What to do - Print out the records below with nothing altered.

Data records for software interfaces
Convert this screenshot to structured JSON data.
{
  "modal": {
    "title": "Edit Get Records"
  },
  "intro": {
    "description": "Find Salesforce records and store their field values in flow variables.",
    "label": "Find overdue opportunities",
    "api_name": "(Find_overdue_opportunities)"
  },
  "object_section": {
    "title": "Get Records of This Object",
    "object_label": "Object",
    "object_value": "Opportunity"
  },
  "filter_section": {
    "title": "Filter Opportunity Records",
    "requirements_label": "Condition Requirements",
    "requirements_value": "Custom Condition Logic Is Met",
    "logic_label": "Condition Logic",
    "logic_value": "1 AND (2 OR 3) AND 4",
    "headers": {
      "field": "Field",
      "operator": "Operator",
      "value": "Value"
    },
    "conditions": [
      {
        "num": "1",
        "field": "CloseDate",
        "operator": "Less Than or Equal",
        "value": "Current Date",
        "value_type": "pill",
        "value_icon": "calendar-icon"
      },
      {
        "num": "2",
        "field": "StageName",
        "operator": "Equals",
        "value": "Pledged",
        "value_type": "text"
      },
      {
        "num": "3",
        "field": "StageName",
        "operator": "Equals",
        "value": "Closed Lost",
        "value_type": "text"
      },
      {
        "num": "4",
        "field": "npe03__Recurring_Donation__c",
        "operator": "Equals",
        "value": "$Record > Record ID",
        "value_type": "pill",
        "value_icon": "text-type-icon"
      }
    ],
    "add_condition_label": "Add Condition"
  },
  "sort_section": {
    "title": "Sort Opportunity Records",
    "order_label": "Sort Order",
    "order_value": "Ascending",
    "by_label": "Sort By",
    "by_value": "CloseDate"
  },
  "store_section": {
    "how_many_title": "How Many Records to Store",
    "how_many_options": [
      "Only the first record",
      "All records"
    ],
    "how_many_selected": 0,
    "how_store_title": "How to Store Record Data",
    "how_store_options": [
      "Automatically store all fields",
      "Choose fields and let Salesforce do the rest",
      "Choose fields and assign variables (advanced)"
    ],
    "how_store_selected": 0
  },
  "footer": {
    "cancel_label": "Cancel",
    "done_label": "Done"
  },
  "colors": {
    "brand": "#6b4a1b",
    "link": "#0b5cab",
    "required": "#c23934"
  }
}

Result of this task -
Convert this screenshot to structured JSON data.
{
  "modal": {
    "title": "Edit Get Records"
  },
  "intro": {
    "description": "Find Salesforce records and store their field values in flow variables.",
    "label": "Find overdue opportunities",
    "api_name": "(Find_overdue_opportunities)"
  },
  "object_section": {
    "title": "Get Records of This Object",
    "object_label": "Object",
    "object_value": "Opportunity"
  },
  "filter_section": {
    "title": "Filter Opportunity Records",
    "requirements_label": "Condition Requirements",
    "requirements_value": "Custom Condition Logic Is Met",
    "logic_label": "Condition Logic",
    "logic_value": "1 AND (2 OR 3) AND 4",
    "headers": {
      "field": "Field",
      "operator": "Operator",
      "value": "Value"
    },
    "conditions": [
      {
        "num": "1",
        "field": "CloseDate",
        "operator": "Less Than or Equal",
        "value": "Current Date",
        "value_type": "pill",
        "value_icon": "calendar-icon"
      },
      {
        "num": "2",
        "field": "StageName",
        "operator": "Equals",
        "value": "Pledged",
        "value_type": "text"
      },
      {
        "num": "3",
        "field": "StageName",
        "operator": "Equals",
        "value": "Closed Lost",
        "value_type": "text"
      },
      {
        "num": "4",
        "field": "npe03__Recurring_Donation__c",
        "operator": "Equals",
        "value": "$Record > Record ID",
        "value_type": "pill",
        "value_icon": "text-type-icon"
      }
    ],
    "add_condition_label": "Add Condition"
  },
  "sort_section": {
    "title": "Sort Opportunity Records",
    "order_label": "Sort Order",
    "order_value": "Ascending",
    "by_label": "Sort By",
    "by_value": "CloseDate"
  },
  "store_section": {
    "how_many_title": "How Many Records to Store",
    "how_many_options": [
      "Only the first record",
      "All records"
    ],
    "how_many_selected": 0,
    "how_store_title": "How to Store Record Data",
    "how_store_options": [
      "Automatically store all fields",
      "Choose fields and let Salesforce do the rest",
      "Choose fields and assign variables (advanced)"
    ],
    "how_store_selected": 0
  },
  "footer": {
    "cancel_label": "Cancel",
    "done_label": "Done"
  },
  "colors": {
    "brand": "#6b4a1b",
    "link": "#0b5cab",
    "required": "#c23934"
  }
}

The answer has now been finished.